Making the decision to move forward with a divorce can be an emotional rollercoaster but going through a divorce while having a temporary restraining order or getting one issued against your spouse ranks worse than a typical divorce, in our opinion. When a temporary restraining order is put into place by a judge during a divorce proceeding, it tells both parties what they can and cannot do while they are still in the middle of an active divorce. Not only do they set the rules for you and your spouse but through the use of these orders they also decide how your case will move through the court system. 

Different Temporary Restraining Orders

A lawyer, like a domestic violence lawyer, knows that in most cases, a judge has three different options to issue a temporary order. The first is an automatic temporary restraining order (ATRO), which is the most common in divorce cases. This specific court order consists of four different orders that automatically go into place and are binding for both parties in the divorce. When the spouse who files for separation submits the paperwork, they enter into the automatic temporary restraining order and the ATRO is bound to the other spouse when they are served with the papers. The orders under this temporary order are meant to establish a “norm” and once again provide the two people a summary of actions they are not permitted to take that could potentially hurt any children or assets during the process. Furthermore, ATROs let spouses be aware that they are restrained from transferring, concealing, encumbering, or in any way disposing of any personal or community real estate property without the other spouse’s written consent. Automatic orders stay in effect until the court changes them, the case is dismissed, or there is a final decision on the divorce case. 

Physical Contact And Communication

The next type of restraining order that can be issued in your divorce case is a temporary restraining order regarding physical contact or communication (TRO). After a TRO has been served in a proceeding, these orders can prohibit you from taking money out of your significant other’s bank accounts. If issued, they can restrict you from returning home, seeing your soon-to-be-ex, and children. To keep things civil, TROs are often meant to prevent any kind of emotional, physical, or financial retaliation.

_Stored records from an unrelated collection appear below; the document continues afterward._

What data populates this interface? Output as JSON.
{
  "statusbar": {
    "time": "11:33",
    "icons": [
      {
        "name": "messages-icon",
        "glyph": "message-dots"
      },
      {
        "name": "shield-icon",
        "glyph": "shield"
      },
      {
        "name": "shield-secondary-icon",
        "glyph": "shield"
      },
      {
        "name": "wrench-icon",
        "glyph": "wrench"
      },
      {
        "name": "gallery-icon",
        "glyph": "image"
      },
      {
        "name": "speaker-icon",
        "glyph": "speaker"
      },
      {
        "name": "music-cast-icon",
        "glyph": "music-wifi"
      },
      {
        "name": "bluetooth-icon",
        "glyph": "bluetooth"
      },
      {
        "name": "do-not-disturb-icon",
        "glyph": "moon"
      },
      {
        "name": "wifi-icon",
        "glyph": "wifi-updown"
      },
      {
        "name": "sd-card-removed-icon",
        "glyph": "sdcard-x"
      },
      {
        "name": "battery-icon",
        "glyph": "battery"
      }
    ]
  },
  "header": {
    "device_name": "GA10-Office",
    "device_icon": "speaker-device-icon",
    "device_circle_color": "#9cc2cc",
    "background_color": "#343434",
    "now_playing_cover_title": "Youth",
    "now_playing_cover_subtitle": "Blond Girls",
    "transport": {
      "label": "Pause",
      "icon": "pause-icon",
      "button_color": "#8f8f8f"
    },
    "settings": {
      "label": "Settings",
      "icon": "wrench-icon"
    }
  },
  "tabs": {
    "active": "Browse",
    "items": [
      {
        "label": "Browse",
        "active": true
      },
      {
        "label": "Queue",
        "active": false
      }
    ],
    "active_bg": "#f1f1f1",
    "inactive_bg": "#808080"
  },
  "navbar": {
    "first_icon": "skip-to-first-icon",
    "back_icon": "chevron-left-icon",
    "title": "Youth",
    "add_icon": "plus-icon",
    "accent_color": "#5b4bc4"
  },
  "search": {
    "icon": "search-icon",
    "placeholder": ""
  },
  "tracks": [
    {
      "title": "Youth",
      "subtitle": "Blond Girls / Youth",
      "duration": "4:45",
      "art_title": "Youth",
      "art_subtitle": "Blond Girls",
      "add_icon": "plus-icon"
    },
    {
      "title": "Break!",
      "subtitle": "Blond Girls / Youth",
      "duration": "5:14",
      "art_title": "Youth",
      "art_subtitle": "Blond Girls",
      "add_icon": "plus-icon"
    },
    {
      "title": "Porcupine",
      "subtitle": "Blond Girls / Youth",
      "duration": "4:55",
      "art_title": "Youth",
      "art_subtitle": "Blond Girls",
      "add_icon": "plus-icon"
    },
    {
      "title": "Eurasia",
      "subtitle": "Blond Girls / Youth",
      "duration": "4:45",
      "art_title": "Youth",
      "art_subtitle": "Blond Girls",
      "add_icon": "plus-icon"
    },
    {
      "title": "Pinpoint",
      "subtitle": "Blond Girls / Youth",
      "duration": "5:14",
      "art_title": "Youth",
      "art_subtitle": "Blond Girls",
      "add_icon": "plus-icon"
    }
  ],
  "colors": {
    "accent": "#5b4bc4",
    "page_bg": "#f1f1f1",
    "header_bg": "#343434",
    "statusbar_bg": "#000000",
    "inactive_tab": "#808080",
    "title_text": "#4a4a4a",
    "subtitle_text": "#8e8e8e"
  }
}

If the party served with the TRO breaks the order, they can be held accountable by criminal penalties.

Domestic Violence Protection Order

The final type of temporary order that can be issued in a divorce case is a domestic violence protective order (DVPO). Out of all three orders that can be issued, a domestic violence order is the most serious and the most restrictive. Depending on the state you live in, you may be eligible to be granted a DVPO in the middle of a divorce case if your spouse has either hurt you or has threatened to use violence against you and if you believe they can kill you. Under the conditions of these protection orders, the spouse is banned from contacting their spouse, children, and returning home.

The Effects Of A Restraining Order On Divorce Proceedings

The purpose of restraining orders is to limit communication or cease it from happening between the two individuals involved, even though we all understand to prevent a divorce case from further complications communication is needed to address financial and study concerns. Attorneys, like those at Brandy Austin Law Firm, know that as a result of ATROs, TROS, and DVOPs, many times attorneys are involved to help facilitate negotiations and for safety reasons traditional in-person mediation techniques are not an option. To help uphold the court orders and any safety issues that might be in question, shuttle diplomacy is used, which is a mediation method when two people are not in the same room. Using this technique, instead of spouses communicating with each other directly, a trained mediator travels between both parties to negotiate on each person’s behalf. Courts, judges, attorneys, and mediators are a part of the divorce process and play an extra special role in the process when adhering to court wishes to help protect everyone involved. When you need help through a turbulent divorce, speak with a local law office for compassionate help.